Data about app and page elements
- Opening Delimiter -
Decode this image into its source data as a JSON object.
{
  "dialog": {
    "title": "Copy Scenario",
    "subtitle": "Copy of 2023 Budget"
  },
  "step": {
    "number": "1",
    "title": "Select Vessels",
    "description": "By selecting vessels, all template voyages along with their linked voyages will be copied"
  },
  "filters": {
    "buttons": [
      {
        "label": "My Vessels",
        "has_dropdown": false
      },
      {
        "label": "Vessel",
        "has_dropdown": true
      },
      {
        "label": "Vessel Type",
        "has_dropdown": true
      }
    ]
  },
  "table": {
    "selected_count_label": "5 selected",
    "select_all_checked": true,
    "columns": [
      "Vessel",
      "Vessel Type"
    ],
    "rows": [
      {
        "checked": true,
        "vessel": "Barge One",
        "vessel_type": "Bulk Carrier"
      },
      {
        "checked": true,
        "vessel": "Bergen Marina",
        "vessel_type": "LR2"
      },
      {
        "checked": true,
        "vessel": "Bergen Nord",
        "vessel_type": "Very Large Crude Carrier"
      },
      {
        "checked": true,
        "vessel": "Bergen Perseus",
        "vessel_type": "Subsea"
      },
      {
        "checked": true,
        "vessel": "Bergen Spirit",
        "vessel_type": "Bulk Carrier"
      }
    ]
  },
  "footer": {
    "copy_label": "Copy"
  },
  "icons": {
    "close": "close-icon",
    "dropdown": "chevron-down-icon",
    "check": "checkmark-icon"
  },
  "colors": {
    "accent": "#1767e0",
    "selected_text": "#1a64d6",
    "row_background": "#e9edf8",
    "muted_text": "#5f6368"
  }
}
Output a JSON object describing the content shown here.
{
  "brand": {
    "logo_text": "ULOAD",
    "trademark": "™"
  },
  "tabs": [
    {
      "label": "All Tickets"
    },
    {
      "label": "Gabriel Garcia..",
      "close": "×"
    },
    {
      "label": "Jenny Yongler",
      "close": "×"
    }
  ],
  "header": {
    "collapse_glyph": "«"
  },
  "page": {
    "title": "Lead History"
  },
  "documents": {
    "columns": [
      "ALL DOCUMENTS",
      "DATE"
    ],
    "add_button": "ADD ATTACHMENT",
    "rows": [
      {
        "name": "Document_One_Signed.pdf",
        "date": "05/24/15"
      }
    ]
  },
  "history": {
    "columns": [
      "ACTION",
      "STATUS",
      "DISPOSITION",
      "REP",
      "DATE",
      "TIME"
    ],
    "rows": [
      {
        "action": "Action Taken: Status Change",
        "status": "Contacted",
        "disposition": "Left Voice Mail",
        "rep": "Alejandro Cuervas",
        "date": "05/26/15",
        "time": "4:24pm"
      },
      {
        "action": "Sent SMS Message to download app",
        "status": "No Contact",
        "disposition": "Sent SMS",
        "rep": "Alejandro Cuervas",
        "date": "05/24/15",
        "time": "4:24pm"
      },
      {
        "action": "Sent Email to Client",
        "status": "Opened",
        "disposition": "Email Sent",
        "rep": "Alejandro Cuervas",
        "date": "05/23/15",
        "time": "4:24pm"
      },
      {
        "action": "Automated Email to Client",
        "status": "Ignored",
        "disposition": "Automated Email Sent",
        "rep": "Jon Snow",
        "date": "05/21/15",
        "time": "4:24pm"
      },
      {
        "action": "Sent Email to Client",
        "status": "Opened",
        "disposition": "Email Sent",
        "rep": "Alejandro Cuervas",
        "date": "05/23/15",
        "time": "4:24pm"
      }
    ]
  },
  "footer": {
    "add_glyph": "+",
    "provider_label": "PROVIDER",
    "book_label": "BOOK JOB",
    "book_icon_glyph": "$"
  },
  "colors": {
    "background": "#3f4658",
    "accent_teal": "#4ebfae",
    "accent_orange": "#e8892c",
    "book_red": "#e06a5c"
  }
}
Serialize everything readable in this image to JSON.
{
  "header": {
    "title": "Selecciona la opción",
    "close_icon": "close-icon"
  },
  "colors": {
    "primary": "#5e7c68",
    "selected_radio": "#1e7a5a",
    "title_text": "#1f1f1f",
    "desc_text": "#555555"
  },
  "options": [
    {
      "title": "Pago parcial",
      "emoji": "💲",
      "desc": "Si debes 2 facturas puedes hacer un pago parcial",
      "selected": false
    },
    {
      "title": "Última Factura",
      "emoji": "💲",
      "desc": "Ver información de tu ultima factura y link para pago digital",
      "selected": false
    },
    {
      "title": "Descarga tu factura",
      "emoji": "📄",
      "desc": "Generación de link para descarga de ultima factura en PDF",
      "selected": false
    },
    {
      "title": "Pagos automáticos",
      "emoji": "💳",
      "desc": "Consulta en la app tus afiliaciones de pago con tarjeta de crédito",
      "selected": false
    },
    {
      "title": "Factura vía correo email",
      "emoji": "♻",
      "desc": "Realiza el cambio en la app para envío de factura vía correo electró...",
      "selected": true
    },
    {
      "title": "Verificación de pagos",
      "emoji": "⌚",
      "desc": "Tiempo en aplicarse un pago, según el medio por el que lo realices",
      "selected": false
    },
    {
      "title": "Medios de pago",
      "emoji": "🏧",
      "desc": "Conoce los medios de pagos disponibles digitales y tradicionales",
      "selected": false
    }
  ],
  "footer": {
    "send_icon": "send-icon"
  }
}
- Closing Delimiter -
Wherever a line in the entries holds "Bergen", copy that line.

        "vessel": "Bergen Marina",
        "vessel": "Bergen Nord",
        "vessel": "Bergen Perseus",
        "vessel": "Bergen Spirit",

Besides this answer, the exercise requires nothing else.